**Supplied records**
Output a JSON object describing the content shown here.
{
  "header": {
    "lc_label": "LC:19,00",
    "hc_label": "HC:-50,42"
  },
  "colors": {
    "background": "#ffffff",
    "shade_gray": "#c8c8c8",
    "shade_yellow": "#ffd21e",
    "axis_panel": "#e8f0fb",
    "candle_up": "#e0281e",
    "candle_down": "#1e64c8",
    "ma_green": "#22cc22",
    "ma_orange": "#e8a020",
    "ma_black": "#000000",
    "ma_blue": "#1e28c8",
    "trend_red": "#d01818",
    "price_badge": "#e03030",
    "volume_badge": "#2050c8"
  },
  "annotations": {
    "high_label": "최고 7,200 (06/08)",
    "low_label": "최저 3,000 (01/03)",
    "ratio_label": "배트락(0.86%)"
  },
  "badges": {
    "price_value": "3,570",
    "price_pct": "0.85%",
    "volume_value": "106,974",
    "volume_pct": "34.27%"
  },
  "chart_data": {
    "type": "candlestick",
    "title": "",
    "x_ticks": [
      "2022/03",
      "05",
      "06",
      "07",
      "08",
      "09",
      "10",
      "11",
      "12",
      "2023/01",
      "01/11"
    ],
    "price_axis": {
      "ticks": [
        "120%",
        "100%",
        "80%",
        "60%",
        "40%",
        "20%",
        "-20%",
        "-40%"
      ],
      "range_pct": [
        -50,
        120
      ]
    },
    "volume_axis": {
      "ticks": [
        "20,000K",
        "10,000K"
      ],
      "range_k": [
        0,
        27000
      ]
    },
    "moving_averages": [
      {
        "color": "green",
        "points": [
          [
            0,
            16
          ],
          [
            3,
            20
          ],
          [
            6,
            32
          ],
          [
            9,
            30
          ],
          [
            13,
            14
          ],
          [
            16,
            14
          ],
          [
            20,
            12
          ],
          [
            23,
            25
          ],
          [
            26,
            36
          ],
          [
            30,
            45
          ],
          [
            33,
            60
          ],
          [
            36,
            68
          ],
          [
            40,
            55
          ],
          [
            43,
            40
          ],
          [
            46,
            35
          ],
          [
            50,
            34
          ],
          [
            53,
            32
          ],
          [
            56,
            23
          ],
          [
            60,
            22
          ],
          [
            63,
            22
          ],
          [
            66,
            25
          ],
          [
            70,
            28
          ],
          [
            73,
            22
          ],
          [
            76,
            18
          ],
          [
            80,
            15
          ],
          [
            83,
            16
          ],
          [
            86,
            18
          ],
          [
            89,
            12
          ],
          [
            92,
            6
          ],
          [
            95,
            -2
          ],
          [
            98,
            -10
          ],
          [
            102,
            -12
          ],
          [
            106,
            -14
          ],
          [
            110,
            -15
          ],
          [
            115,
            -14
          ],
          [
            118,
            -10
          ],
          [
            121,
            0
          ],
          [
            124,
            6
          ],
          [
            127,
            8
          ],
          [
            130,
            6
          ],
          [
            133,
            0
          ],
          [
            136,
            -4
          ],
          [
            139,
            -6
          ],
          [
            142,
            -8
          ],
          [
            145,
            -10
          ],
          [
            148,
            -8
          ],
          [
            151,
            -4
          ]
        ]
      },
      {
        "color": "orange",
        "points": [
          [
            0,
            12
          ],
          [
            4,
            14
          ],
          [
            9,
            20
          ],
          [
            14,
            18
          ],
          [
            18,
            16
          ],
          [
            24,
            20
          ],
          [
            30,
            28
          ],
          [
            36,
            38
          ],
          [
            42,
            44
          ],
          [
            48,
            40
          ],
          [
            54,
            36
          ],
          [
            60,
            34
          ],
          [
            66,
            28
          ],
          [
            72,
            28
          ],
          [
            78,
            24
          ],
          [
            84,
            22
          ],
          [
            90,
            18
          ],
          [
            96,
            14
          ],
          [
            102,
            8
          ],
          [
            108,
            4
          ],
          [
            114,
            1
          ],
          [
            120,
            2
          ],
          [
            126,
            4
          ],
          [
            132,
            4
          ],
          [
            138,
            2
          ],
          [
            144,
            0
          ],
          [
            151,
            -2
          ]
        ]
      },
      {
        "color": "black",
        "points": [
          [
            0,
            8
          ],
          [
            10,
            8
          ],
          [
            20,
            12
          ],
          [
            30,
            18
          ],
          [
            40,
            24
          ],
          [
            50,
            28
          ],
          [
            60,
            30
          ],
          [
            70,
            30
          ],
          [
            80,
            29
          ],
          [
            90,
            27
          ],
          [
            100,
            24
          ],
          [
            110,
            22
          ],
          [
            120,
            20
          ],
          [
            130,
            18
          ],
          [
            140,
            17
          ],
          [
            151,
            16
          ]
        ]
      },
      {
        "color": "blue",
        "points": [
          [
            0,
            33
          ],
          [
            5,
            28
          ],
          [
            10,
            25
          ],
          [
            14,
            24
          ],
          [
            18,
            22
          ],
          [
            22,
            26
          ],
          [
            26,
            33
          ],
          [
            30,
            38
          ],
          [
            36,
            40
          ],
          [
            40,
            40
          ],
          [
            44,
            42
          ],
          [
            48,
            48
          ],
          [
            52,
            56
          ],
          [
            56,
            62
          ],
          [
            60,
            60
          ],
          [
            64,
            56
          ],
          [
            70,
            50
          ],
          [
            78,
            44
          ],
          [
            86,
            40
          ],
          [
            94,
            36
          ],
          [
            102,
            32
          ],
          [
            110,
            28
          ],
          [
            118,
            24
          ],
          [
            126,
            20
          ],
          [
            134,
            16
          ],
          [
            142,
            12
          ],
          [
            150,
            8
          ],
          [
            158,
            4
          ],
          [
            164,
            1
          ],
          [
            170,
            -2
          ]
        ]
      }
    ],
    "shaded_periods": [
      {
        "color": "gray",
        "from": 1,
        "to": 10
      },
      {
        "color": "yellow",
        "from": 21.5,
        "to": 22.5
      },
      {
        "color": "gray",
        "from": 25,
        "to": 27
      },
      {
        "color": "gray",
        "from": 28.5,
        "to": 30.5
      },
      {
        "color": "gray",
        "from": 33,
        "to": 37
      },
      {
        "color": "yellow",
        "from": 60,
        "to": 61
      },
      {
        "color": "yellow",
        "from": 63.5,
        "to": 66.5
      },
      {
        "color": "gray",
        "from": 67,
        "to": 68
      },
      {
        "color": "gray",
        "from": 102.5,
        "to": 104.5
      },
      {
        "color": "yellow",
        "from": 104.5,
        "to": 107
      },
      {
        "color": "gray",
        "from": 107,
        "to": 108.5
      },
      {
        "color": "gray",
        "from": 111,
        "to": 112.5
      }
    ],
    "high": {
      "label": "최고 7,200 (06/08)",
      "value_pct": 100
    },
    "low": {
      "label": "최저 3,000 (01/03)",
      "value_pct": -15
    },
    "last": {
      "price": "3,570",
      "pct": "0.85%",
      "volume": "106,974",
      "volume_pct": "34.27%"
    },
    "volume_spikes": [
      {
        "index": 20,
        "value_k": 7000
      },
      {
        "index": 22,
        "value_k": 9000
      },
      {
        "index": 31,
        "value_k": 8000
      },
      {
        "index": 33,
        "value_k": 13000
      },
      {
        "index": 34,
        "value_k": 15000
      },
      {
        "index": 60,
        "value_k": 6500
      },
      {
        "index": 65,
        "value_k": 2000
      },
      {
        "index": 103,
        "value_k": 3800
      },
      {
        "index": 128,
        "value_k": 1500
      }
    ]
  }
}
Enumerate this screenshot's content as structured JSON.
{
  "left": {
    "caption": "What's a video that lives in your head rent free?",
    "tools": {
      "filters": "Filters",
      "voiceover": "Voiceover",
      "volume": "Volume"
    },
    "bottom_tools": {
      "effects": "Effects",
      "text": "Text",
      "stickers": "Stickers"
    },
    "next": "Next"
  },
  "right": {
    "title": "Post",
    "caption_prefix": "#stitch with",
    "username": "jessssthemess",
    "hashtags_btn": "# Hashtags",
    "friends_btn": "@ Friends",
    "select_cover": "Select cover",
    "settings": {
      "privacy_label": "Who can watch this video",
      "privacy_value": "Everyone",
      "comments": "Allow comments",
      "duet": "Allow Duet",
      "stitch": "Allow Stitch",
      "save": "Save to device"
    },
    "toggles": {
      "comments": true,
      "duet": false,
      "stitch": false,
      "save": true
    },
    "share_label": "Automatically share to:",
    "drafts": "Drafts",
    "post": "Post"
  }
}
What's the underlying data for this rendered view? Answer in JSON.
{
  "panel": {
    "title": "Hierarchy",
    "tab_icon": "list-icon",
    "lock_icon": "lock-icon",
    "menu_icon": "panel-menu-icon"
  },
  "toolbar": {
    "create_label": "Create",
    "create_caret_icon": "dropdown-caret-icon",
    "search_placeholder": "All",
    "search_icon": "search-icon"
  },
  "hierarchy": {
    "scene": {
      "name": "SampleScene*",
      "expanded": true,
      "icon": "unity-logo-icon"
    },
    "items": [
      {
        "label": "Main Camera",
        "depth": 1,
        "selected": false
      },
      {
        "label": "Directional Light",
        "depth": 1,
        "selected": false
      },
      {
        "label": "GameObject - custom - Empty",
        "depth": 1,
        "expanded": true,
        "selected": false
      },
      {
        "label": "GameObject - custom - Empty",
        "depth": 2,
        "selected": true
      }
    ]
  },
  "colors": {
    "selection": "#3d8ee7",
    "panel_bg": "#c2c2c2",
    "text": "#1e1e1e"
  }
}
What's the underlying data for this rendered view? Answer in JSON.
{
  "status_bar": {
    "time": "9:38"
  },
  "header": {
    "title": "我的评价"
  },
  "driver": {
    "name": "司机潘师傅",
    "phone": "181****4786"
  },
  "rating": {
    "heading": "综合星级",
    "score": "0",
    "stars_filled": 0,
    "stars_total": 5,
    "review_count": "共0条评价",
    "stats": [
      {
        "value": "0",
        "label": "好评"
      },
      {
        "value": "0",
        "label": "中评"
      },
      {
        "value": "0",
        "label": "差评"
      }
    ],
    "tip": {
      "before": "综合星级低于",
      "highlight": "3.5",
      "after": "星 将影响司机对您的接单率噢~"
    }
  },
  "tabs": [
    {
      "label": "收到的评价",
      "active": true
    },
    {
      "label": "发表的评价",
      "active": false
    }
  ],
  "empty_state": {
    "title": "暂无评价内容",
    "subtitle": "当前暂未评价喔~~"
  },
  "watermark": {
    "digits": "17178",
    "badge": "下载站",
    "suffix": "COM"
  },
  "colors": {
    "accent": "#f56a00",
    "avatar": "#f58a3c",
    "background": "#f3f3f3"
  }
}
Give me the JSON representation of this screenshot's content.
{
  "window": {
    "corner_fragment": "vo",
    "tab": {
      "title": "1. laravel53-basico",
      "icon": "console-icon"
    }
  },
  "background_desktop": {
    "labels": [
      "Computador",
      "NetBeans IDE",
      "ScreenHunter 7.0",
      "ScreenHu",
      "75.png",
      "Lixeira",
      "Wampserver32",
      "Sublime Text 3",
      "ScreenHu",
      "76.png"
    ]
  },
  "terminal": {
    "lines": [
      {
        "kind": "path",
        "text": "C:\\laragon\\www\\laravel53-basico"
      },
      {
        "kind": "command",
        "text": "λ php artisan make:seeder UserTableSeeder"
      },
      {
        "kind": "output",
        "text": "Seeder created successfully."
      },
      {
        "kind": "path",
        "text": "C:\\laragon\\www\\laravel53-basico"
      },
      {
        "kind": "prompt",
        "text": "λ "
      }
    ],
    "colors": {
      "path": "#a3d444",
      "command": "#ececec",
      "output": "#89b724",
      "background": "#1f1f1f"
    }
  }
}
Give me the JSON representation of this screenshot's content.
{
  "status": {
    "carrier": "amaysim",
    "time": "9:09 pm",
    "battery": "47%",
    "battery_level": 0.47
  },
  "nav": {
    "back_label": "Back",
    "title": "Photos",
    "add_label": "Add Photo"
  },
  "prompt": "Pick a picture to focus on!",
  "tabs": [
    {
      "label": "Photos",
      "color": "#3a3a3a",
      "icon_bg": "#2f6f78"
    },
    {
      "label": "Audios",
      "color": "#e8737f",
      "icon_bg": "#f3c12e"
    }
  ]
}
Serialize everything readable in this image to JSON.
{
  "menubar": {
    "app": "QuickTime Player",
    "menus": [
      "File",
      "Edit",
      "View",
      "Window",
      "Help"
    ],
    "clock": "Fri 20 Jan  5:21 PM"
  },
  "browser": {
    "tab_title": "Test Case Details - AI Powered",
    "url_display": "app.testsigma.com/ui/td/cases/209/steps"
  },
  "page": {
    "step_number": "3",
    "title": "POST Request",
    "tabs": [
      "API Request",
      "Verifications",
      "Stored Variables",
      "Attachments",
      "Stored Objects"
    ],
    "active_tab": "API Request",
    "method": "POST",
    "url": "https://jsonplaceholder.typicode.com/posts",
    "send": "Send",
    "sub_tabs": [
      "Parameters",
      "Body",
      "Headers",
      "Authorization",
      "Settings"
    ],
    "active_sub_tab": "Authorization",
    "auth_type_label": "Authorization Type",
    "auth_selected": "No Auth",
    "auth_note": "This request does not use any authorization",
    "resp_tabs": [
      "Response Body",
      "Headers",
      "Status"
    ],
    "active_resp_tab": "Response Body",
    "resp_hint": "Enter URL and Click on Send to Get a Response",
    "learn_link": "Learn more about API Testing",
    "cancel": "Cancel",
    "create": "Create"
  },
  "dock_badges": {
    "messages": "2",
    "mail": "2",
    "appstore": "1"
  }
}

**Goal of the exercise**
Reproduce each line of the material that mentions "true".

**Written answer**
      "comments": true,
      "save": true
      "expanded": true,
        "expanded": true,
        "selected": true
      "active": true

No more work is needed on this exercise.